Steve Chinn, PhD FRSA, is a visiting professor at the University of Derby, UK.
His first experience of teaching maths was as a Doctoral student at the University of Leeds where he taught ‘A’ level maths to first year food science undergraduates, who had failed to pass this exam at school. That was a long time ago!
His first post as a teacher was in Somerset, where he taught maths, statistics, chemistry and physics. He subsequently became a Head of Physics and then Head of the Maths and Science Faculty at a comprehensive school.
In 1981 he was appointed as Head of a new secondary school for dyslexic boys, where he found that dyslexia seemed to impact significantly on the way students learned, and often failed to learn, maths. This was the start of Steve’s fascination with maths learning difficulties and how to address them. He continues to be a pioneer in this field.

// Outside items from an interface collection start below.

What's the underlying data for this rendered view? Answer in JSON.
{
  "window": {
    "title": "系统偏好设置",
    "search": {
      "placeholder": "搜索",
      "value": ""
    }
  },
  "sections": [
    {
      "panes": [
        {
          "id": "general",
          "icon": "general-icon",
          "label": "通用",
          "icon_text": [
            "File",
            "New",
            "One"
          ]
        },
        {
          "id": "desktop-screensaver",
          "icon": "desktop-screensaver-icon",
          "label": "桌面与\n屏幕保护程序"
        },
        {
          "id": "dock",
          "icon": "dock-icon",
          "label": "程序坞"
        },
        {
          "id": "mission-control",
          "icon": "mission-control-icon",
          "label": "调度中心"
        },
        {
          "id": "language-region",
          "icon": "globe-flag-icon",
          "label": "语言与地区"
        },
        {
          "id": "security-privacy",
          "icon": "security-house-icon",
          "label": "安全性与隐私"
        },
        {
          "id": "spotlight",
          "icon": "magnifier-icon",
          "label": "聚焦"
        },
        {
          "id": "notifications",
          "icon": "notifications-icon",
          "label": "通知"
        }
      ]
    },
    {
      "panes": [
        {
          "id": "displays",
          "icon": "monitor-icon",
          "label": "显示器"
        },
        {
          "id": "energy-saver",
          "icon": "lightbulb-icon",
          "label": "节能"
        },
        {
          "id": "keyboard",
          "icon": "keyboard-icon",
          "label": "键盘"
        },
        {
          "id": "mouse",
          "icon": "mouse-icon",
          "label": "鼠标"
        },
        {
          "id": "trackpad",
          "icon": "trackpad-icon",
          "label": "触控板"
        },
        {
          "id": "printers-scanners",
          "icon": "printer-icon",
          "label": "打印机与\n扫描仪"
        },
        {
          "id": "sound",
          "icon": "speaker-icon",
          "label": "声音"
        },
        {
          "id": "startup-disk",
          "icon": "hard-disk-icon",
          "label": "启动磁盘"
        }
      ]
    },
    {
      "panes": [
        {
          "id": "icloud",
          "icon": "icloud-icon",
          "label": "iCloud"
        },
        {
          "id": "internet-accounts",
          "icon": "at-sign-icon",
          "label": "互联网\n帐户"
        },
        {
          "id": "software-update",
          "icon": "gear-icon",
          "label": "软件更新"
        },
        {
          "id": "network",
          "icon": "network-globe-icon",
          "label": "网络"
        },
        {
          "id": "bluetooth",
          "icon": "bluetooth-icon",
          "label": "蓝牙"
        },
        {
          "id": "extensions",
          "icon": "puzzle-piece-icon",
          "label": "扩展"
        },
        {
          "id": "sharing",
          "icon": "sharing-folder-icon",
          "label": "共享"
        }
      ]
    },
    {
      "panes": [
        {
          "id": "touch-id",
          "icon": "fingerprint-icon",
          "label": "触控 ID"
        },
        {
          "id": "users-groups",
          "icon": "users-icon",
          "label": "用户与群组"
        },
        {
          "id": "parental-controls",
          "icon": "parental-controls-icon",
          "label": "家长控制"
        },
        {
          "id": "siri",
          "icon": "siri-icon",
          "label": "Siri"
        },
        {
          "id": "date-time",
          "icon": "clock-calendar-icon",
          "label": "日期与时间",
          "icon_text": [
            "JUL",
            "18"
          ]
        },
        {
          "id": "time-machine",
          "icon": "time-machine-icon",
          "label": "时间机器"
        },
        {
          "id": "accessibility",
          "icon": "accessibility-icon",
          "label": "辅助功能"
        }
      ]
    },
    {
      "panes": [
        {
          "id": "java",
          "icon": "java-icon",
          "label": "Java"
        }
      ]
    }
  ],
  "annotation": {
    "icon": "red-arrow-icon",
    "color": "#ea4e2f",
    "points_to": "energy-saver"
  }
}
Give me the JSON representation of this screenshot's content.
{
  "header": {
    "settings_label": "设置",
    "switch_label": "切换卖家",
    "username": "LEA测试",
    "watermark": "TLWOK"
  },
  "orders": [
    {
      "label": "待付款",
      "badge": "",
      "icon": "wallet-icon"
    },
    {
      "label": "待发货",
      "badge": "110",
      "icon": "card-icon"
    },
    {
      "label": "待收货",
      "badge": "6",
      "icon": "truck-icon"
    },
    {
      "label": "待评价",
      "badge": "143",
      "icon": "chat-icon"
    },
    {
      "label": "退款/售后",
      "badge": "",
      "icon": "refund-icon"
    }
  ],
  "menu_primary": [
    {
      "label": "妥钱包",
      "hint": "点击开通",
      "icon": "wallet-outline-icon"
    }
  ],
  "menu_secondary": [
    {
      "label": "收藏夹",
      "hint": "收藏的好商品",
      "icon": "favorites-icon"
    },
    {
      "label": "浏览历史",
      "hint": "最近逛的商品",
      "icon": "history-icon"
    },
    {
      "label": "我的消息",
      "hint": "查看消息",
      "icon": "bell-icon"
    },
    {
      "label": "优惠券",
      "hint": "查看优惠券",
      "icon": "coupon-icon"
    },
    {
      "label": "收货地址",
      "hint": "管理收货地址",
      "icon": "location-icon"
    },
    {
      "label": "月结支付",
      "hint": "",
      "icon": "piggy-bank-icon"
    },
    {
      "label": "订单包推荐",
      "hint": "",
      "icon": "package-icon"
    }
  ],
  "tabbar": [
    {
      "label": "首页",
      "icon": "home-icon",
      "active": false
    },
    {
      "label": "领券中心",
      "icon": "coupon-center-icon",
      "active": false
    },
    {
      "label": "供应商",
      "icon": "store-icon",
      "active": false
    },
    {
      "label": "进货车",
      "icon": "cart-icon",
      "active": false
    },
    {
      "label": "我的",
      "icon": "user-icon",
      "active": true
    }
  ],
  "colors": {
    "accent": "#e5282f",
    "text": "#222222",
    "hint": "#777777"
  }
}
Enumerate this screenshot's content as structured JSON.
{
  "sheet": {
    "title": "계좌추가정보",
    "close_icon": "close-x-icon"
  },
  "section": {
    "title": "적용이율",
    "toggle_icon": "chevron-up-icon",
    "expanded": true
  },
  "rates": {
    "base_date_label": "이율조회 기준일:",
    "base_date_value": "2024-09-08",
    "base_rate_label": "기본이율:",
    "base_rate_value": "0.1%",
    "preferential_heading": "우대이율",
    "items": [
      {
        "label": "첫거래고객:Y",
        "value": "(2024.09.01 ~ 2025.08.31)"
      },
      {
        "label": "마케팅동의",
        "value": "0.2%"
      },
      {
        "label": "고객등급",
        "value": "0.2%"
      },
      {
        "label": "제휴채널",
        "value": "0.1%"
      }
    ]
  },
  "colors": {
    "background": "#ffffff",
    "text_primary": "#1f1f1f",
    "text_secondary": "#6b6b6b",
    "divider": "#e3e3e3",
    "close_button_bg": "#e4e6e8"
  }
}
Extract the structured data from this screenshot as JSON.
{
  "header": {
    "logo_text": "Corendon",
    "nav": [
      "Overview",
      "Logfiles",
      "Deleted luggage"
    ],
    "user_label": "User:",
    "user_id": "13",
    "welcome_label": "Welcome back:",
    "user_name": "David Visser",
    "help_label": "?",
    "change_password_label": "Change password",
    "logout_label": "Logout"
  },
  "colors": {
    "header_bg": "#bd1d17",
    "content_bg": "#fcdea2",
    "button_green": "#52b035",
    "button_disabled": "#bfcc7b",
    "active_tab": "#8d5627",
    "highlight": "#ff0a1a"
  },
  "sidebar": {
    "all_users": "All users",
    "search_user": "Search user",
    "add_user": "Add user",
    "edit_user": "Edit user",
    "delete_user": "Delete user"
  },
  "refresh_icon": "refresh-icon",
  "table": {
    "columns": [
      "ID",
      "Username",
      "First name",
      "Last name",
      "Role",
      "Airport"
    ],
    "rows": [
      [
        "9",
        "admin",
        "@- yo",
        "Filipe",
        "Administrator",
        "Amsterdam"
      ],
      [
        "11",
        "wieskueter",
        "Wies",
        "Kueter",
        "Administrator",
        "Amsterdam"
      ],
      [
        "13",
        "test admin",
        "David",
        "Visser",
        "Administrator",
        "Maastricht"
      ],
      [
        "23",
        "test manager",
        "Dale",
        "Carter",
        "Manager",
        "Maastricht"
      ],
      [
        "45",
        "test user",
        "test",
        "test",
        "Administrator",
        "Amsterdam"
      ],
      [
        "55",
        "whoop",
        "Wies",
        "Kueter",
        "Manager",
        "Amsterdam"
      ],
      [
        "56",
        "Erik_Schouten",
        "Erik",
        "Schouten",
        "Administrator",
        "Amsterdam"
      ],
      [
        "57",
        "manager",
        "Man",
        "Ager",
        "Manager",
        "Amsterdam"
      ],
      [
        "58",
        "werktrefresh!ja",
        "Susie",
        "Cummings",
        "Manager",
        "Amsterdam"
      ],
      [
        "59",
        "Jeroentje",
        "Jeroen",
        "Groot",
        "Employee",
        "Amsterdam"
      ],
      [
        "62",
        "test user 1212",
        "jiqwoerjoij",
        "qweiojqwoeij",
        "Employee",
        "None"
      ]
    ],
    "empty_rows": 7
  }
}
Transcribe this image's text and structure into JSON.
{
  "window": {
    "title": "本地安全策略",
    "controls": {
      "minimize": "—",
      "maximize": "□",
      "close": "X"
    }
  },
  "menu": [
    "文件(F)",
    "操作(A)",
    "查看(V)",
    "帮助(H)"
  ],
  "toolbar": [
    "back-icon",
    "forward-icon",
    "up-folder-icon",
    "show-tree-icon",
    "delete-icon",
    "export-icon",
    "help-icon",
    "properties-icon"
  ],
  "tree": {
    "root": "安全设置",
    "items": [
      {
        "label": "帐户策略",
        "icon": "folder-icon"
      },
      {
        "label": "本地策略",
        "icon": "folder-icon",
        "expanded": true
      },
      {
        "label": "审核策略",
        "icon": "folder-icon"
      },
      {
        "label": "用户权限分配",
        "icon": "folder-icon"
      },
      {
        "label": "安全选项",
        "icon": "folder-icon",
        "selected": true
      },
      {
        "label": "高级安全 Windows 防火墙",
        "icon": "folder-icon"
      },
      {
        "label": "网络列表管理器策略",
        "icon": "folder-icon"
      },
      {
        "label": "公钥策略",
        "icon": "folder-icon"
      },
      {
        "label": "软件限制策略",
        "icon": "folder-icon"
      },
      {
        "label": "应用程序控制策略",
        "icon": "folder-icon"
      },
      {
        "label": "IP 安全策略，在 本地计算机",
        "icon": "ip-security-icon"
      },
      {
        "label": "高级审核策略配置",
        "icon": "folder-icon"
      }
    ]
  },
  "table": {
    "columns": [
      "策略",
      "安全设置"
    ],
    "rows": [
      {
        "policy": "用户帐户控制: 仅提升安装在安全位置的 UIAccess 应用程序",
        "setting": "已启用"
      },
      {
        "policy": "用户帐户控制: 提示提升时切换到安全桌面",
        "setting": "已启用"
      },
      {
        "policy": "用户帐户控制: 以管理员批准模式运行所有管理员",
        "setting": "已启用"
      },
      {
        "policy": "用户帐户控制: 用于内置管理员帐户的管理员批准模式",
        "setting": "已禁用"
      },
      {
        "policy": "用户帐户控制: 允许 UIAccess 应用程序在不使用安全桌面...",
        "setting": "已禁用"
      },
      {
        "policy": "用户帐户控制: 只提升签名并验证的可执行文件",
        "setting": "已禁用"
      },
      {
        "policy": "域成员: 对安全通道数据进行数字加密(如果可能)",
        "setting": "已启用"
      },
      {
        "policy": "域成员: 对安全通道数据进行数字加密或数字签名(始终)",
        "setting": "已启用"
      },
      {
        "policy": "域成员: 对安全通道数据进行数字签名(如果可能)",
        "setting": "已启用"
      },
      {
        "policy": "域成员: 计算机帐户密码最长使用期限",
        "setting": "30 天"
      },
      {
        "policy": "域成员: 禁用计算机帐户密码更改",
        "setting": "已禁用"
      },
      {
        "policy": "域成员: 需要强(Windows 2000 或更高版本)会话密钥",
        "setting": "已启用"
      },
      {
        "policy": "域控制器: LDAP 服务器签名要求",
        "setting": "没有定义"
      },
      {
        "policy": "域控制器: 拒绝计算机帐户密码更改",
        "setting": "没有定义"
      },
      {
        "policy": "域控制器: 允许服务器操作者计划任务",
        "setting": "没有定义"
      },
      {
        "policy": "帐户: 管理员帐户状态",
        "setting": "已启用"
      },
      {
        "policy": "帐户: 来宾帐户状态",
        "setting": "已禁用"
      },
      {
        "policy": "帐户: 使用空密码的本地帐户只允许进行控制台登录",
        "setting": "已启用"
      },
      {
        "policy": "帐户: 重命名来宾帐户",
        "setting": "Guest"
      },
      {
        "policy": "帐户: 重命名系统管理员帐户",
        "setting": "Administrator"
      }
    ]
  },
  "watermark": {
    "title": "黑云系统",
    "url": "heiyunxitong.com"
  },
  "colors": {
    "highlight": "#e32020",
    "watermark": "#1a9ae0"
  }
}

During a year as visiting Head of a specialist school in the USA, he studied special education at the Johns Hopkins University and co-authored ‘The Test of Cognitive Style in Mathematics’.
He returned to the UK in 1986 to set up his own secondary school for dyslexic students. This school won several awards, including ‘Highly Effective School’ and ‘Beacon School’ status from the Department of Education and the ‘Award for Excellence’ from the Independent Schools’ Association. The school is now a part of the Priory Group.
During this time Steve continued to research, write and lecture about maths learning difficulties. One of his books, ‘The Trouble with Maths’ won the Times Educational Supplement award for ‘Books for Teaching and Learning' and remains a best seller in its second edition. Recently, he has compiled and edited the ‘Routledge International Handbook on Mathematical Learning Difficulties and Dyscalculia’ (2015) with 31 chapters from leading experts from around the world.
He has lectured on maths learning difficulties and presented teacher training in over thirty countries. In 2013 he provided five days of consultancy for the Ministry of Education in Singapore. Steve has won a number of awards, including the Marion Welchman Award for international work on dyslexia and the Lady Radnor Award for services to dyslexia.
Steve’s online resources for the Times Education Supplement have now received over 100 000 views and over 55 000 downloads.
It has been the research, teaching and listening experiences with students who have difficulties with learning maths that has convinced him that by working with them we can discover so much about how all children can learn maths more effectively.